__HOW TO COMPLETE THIS TASK__
Only lines containing the word "swatch" are needed; pull them out of the material.

__SUPPLIED RECORDS__

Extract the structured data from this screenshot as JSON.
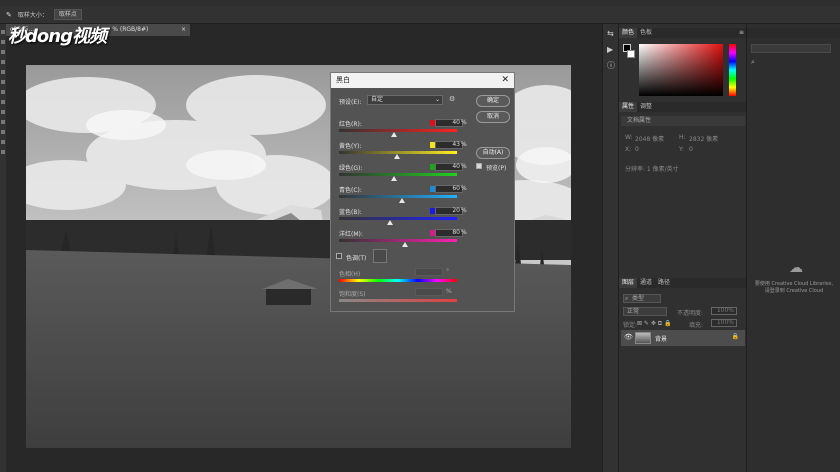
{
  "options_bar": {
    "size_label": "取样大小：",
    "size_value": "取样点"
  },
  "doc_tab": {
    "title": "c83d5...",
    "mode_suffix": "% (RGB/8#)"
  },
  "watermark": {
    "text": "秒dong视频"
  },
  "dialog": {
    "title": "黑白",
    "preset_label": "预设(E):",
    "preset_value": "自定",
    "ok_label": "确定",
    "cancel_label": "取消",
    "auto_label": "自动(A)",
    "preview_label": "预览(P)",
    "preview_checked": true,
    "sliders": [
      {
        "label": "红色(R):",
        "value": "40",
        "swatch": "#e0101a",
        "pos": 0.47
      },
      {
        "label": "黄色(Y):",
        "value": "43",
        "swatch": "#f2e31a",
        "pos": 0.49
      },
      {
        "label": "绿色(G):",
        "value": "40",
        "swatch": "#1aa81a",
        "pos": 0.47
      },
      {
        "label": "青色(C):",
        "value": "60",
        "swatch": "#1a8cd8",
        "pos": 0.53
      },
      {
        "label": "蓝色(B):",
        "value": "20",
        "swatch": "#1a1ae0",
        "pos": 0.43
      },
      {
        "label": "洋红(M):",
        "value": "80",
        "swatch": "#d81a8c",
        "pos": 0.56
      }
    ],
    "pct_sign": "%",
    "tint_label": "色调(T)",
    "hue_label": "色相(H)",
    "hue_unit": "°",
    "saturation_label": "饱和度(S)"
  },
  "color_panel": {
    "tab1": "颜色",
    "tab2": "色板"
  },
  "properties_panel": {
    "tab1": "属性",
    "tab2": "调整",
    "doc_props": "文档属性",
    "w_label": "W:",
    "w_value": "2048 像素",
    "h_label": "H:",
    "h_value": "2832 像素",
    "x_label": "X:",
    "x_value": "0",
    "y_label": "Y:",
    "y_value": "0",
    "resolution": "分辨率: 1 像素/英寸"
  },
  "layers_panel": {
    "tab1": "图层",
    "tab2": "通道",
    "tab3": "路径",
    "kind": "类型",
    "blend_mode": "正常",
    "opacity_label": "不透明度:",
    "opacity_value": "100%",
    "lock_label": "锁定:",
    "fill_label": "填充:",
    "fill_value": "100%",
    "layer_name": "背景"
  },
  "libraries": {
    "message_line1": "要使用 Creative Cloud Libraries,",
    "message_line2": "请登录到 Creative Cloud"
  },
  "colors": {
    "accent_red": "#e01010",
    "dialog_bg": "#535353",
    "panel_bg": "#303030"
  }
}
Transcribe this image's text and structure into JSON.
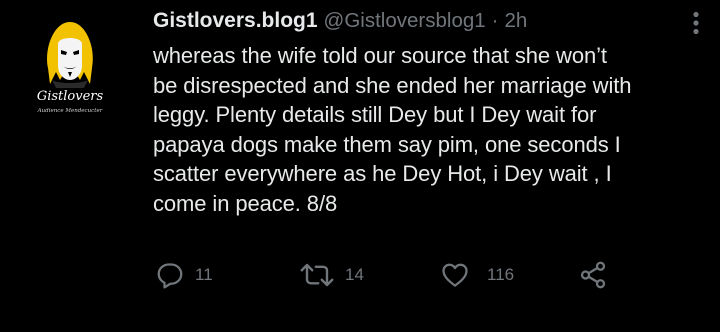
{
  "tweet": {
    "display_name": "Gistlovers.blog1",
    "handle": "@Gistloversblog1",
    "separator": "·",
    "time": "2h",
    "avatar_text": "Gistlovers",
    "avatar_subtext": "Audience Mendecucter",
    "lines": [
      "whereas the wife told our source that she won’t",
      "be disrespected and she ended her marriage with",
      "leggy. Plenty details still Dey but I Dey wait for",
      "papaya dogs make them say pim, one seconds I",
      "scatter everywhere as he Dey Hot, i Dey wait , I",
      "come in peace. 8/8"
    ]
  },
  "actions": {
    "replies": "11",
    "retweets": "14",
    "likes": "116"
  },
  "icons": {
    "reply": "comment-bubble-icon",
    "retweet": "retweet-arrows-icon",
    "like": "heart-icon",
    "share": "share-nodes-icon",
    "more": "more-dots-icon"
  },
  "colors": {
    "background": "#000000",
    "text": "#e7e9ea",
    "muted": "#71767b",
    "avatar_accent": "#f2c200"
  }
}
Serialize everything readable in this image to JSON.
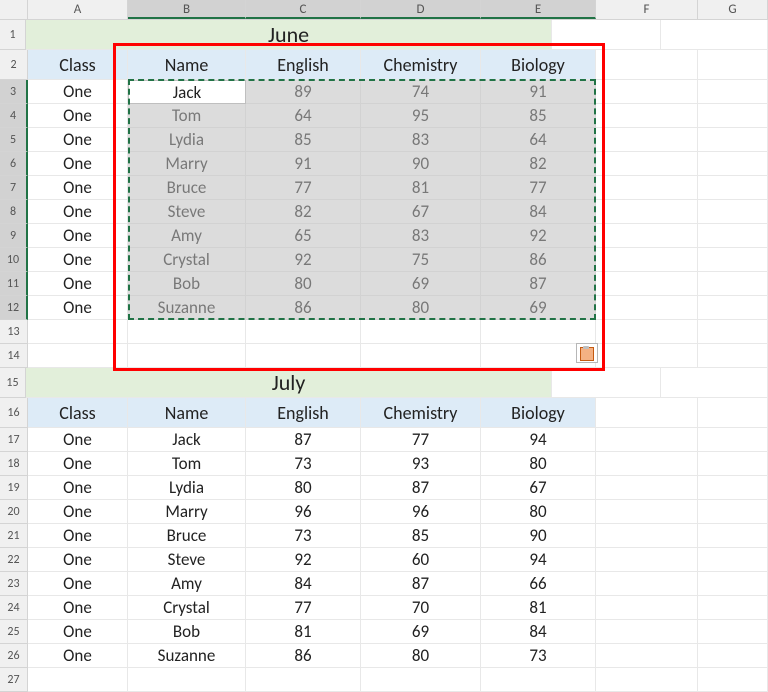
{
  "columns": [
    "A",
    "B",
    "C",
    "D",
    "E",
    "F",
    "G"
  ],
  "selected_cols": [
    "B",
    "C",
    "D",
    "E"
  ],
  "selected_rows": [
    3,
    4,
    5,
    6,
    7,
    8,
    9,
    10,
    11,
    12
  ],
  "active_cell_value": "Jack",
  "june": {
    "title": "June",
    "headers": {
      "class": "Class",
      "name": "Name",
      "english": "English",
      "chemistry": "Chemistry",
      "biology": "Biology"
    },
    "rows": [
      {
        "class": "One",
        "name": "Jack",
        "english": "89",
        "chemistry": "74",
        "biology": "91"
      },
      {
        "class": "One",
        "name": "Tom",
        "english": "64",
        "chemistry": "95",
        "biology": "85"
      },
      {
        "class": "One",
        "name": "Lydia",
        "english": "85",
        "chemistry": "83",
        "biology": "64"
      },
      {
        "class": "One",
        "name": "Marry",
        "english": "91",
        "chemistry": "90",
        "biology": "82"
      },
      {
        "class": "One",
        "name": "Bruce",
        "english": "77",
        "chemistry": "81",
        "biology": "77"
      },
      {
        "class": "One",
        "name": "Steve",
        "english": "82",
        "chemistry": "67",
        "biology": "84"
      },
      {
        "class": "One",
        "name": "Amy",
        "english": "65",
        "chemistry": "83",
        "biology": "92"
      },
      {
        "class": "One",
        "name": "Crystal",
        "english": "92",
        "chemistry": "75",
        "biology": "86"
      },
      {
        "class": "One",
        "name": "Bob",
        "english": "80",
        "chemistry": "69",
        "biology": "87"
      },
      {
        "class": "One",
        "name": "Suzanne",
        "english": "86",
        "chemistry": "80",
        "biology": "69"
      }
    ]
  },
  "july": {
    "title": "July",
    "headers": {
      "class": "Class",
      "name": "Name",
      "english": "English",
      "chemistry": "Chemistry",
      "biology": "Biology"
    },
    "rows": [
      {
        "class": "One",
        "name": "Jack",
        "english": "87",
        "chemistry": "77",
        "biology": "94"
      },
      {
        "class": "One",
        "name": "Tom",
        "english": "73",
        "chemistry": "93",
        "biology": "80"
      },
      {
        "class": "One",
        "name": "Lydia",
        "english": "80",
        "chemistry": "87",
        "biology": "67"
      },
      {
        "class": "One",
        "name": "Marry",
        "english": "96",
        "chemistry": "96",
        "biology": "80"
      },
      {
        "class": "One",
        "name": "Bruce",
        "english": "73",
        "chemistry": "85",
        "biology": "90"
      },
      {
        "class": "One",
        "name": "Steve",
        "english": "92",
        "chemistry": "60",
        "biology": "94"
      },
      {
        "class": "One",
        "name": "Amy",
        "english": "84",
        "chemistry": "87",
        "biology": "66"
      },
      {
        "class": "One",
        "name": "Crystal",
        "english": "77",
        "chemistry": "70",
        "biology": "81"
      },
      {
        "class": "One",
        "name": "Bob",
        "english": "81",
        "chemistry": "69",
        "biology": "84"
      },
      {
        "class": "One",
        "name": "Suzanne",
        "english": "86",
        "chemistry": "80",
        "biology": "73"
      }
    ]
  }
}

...

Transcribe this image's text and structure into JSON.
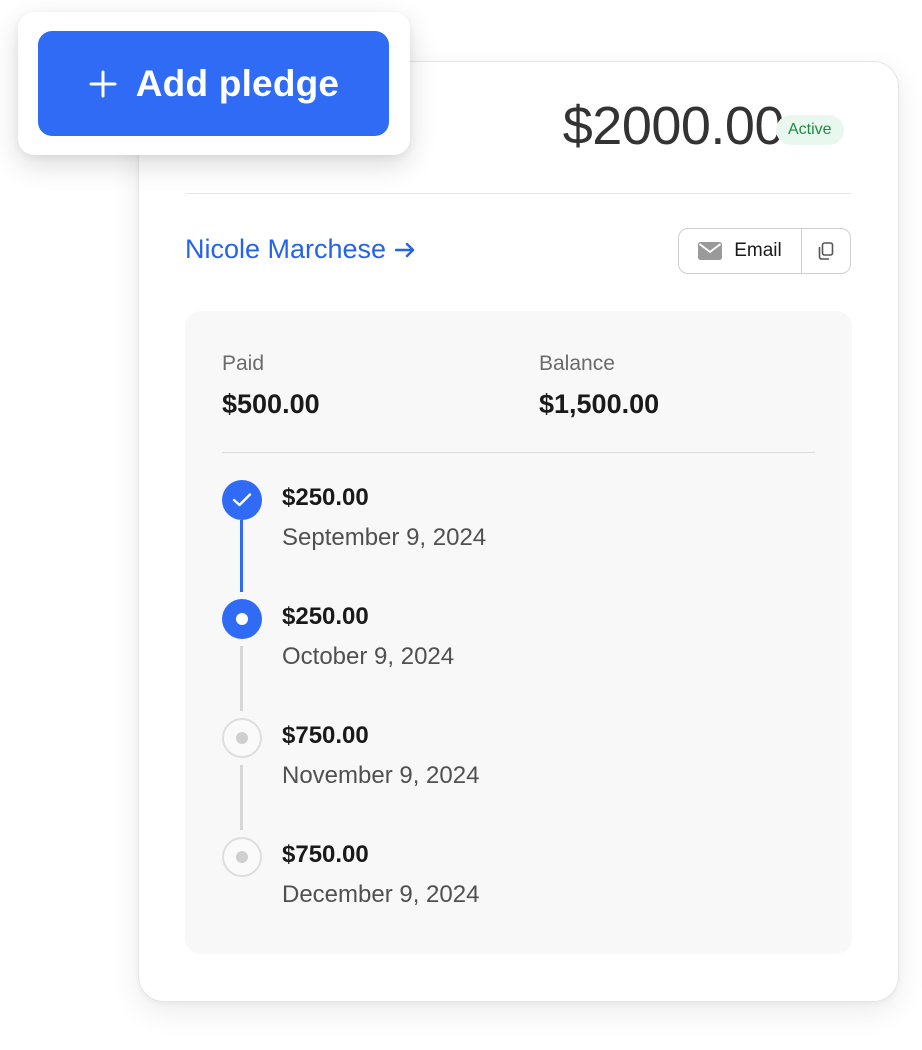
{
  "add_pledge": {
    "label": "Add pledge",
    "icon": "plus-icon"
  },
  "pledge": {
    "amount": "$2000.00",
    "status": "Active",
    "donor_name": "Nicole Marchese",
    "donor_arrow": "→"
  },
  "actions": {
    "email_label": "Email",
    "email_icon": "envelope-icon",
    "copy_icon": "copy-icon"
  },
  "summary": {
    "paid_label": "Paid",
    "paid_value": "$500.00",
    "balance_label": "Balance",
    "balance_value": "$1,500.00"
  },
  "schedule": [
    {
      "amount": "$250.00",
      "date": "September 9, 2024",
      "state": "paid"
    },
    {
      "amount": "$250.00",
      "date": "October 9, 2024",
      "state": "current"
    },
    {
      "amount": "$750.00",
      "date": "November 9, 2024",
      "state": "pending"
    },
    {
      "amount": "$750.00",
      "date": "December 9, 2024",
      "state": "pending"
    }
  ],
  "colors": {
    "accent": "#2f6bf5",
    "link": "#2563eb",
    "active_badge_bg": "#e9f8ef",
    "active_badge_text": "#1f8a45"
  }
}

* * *

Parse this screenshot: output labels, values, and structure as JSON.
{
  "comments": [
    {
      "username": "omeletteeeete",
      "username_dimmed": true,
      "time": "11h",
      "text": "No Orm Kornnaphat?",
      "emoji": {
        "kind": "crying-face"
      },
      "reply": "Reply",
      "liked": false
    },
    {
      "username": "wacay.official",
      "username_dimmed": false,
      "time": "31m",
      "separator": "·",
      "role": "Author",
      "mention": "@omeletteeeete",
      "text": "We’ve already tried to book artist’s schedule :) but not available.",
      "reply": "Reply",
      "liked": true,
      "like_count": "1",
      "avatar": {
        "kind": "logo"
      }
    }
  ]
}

__WRITTEN RESPONSE__
        "swatch": "#e0101a",
        "swatch": "#f2e31a",
        "swatch": "#1aa81a",
        "swatch": "#1a8cd8",
        "swatch": "#1a1ae0",
        "swatch": "#d81a8c",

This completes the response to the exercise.